When I phoned home from Madison, Wisconsin, in January 1968 to tell my parents I had left college to try and end the war, my mother said she hoped I would not get in trouble with the government. I told her the government had already gotten in trouble with me. In August 1968, I participated in the “battle of Chicago” at the Democratic National Convention – not as a “front liner,” really more of an observer. The cops’ message was clear: standing against the war would get your head beat.
After the Chicago mayhem I caught a ride to Toronto, Canada – aware it would take a long time to stop the war machine. I wrote home to tell my parents I was in Canada. Four years later I wrote again, to say charges against me for refusing the draft had been dismissed on a technicality. I returned to the U.S. briefly that year, to build support for a true amnesty for war resisters of all kinds. Then I went back to Canada, to continue working with Amex-Canada, the American exile/expatriate war resister group and magazine that led the amnesty movement from 1972–‘77.
All this was a prelude for me. During the most intense anti-war protests, from 1969 to ’71, I was out of the country.

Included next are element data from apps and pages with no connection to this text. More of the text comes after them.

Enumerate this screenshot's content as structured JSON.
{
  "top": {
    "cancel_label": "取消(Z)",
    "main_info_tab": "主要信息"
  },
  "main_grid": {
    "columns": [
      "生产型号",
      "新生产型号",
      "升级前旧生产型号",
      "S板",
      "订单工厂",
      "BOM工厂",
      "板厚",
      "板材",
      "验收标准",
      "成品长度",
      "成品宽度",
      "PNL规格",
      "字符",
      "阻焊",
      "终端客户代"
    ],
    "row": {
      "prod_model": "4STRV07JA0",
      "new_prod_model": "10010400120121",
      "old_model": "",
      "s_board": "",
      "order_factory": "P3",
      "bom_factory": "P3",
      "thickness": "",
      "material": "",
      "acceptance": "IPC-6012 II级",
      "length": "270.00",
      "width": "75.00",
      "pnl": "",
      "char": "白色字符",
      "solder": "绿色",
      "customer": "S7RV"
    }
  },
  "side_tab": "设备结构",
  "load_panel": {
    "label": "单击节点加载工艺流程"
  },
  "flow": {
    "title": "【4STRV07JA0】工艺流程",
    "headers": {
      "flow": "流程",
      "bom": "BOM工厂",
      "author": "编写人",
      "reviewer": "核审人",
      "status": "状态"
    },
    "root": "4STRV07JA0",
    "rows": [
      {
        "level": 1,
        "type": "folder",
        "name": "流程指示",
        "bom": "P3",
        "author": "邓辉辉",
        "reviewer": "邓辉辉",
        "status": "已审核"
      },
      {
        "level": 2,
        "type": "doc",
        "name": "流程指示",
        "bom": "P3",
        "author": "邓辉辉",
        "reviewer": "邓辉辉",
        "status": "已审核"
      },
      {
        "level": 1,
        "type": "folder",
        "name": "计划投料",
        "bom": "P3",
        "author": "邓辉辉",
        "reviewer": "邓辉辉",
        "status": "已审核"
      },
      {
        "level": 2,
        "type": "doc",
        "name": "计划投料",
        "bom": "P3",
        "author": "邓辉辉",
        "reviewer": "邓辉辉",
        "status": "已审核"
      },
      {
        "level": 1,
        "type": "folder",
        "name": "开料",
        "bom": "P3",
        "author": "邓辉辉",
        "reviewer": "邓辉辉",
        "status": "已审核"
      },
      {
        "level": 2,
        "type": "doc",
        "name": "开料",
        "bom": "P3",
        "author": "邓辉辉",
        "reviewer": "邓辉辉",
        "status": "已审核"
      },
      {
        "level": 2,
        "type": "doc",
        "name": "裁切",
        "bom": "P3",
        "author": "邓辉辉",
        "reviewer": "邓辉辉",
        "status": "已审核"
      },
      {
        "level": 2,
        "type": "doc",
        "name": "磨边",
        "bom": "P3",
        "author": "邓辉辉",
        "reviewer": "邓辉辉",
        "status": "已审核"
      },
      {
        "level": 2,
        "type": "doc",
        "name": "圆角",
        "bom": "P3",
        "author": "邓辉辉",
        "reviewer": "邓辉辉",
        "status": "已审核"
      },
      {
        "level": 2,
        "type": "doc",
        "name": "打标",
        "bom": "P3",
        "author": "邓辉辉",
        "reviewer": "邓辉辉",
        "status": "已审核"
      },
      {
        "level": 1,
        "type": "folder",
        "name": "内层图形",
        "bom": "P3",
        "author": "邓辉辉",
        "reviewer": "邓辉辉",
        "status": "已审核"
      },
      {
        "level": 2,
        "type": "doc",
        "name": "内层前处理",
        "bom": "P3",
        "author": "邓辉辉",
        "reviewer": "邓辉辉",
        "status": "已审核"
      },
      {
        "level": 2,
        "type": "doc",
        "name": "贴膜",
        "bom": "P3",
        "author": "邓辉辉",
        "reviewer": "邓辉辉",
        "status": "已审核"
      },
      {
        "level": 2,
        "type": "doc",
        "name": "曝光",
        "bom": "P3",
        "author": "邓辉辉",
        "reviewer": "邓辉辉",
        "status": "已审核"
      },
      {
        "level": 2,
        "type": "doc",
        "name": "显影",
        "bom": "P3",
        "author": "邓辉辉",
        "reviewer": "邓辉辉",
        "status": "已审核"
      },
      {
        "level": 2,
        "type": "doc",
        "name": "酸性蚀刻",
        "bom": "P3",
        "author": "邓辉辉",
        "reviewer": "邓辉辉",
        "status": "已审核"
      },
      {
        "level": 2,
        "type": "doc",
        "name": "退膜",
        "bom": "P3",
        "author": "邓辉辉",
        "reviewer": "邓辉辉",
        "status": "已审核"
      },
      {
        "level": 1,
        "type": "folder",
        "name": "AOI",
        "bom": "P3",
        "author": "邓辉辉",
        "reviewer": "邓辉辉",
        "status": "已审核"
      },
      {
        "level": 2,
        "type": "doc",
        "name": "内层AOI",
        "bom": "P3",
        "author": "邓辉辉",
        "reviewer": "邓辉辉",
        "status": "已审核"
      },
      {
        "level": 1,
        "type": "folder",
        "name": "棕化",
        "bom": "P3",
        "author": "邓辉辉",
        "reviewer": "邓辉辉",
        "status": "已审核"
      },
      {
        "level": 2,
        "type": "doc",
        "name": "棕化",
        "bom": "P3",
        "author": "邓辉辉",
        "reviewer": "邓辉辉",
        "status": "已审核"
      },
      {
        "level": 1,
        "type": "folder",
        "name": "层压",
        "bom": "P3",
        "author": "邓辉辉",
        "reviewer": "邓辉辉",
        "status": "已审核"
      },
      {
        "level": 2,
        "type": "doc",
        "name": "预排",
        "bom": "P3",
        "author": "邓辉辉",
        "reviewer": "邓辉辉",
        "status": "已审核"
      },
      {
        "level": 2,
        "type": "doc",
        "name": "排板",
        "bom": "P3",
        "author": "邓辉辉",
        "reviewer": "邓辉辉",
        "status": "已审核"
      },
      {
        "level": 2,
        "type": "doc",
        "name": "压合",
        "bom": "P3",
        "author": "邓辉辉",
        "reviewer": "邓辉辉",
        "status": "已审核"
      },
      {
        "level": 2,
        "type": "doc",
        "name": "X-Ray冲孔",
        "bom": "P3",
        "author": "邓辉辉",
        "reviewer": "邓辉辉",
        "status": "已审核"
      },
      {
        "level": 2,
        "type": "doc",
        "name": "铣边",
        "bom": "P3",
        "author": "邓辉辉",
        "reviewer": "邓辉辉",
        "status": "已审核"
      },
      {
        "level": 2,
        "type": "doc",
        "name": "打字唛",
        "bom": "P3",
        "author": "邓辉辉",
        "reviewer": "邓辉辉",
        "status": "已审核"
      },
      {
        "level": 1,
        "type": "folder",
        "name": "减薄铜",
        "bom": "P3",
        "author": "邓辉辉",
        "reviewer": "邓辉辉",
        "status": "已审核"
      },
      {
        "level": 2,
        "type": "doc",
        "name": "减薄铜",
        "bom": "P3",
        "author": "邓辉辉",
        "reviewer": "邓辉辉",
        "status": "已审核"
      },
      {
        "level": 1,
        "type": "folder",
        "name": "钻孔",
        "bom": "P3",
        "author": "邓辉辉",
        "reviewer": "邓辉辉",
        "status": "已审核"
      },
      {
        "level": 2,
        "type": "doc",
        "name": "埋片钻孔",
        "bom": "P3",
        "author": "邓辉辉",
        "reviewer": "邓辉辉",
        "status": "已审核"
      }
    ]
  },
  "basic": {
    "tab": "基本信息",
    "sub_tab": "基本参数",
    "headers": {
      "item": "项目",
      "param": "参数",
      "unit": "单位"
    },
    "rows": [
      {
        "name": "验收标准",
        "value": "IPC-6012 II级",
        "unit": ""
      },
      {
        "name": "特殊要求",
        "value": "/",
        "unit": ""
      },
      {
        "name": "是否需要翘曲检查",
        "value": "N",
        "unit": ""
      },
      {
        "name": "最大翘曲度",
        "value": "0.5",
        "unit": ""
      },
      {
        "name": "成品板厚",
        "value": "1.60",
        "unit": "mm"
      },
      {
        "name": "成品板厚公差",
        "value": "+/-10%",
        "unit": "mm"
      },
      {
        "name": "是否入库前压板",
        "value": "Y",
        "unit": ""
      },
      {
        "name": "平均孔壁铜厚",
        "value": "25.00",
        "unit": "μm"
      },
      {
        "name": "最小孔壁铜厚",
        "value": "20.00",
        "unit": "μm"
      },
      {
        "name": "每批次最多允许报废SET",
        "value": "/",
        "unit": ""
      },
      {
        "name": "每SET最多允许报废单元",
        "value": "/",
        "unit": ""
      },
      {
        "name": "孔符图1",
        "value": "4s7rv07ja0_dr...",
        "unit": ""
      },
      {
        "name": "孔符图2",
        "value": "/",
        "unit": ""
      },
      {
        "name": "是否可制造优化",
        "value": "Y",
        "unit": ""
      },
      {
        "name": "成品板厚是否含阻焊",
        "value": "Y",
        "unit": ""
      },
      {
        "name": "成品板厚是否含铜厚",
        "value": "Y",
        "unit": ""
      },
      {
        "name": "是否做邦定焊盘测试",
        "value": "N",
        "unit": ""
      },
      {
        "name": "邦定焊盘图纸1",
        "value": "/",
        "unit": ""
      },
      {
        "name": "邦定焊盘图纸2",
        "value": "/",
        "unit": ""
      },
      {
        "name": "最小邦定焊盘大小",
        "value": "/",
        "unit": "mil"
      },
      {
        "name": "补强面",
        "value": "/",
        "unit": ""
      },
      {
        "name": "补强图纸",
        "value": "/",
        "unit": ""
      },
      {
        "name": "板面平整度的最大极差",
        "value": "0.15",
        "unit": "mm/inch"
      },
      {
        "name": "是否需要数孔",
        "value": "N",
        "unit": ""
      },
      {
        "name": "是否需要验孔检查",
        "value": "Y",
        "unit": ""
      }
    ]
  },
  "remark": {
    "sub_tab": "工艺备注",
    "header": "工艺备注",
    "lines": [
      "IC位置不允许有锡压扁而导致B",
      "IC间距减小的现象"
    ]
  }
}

But after the draft refusal charges against me were dismissed in early 1972, I became a leader of the fight for amnesty. It was a years-long slog, with intensive organizing among exiled war resisters in Canada, Sweden, France and England; alliance development with anti-war Vietnam veterans; constant media work, as well as national speaking tours and meetings to develop a winning coalition for amnesty. There were some “magic moments,” like the live national TV nomination of a war resister for vice president at the 1976 Democratic National Convention, and “surfacing” military resister Gerry Condon at a Washington, DC conference despite the fact he had been court-martialed and carried a ten-year prison sentence. Over those years we won much of what we had demanded, and the experiences of that time helped shape my commitment to change.
Visiting countries where revolutions were actually happening – Portugal during the “Carnation Revolution” of 1974–75, and Sandinista Nicaragua during the 1980s – gave me insight into real revolutions, and the fact that the U.S. government would always put them down, whatever it took.
Now there’s the battle for a Green New Deal to save the planet; In 2020 street protests raged in cities across the country and the world, to say Black Lives Matter. The official U.S. response to the coronavirus pandemic caused hundreds of thousands of deaths, and brought on the worst depression since the 1930s.
What’s the connection among all these things? They’re all part of reclaiming a peaceful, just and sustainable planet, and our lives.
I jumped into the whirlwind more than 50 years ago, hoping and expecting change to come quickly and easily. Now I know better. But the change is coming. There’s a hurricane outside. It’s early to say how long it will last, or what it will bring. My hope is it will stimulate us not merely to save the planet but to help the people of the USA and the world escape from capitalist never-never land, and bring about a world we can believe in.